A rare triple black 1968 Lincoln Continental Coupe! A true survivor car. Nearly 100% original, with believed to be original mileage (odometer reads just under 81,000 miles). Lincoln built just 9,415 two door coupes compared to 29,719 four door sedans. This car has 100% original paint, and 100% original interior. The seats have normal wear for a 50 year old car, but are extremely comfortable and clean. All glass except for the windshield is original to the car. The motor has never been rebuilt and runs absolutely perfect! I've spent over $13,000 in the past 15 months on a completely new suspension, exhaust, breaks, carburetor rebuild, AC compressor (blows cold!) and complete mechanical inspection of every moving part. Everything works except the radio and clock. Power everything! Power seats, power windows, and it all works! Lots of low points in the paint, chips, and cracks. This is what one would expect from a totally original untouched car from 1968. The car runs like a dream, I have put 3,000 miles in the past year and is one of the most comfortable cars I have ever driven. There is some minor surface ruts on the passenger door hinges, the underneath is solid with no issues. This is what I call, the perfect driver survivor car. It is virtually a time capsule and I did consider a repaint, but a car is only original once!

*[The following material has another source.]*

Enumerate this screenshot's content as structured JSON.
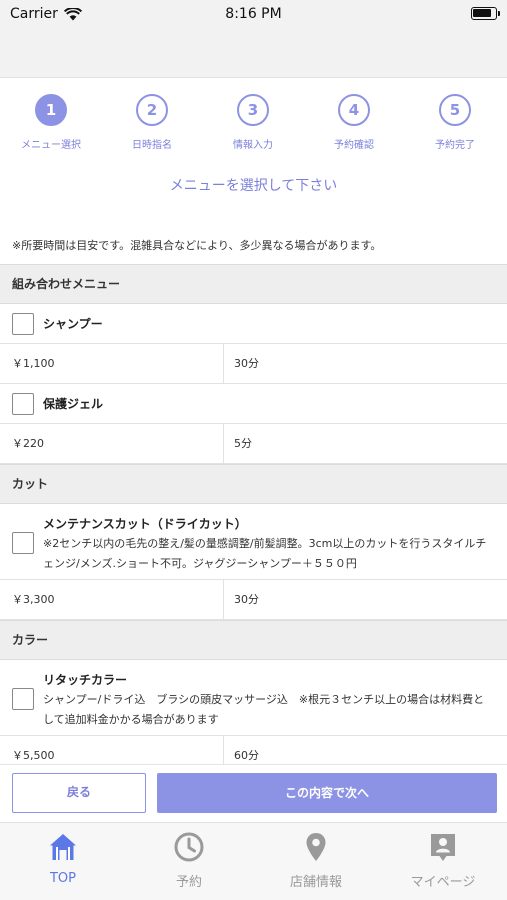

From Ford’s brief effort to market a top-drawer, European-style luxury car, the Pick of the Day is a low-mileage survivor
‘She has her age spots but is still a classic beauty,’ the seller notes.
No, your eyes do not deceive you.
From mild to wild, custom cars are the ultimate expression of individuality that invite onlookers to escape mass-production normality
My father had three of these cars as I was growing up.
When the subject of presidential limousines comes up, many Americans conjure images of John F. Kennedy waving from the stretched 1961 Lincoln Continental convertible in Dallas
Although the Pick of the Day is described as a 1956 Lincoln Continental Mark II, this elegant hardtop was marketed by Ford just as the Continental.
In the sparkling days of Camelot on the Potomac, Ford Motor Co. smartly lent a new 1961 Lincoln Continental four-door convertible in white to the glamorous First Lady for her personal use.
Edsel Ford was well-known for creating specially built Ford cars for his personal use.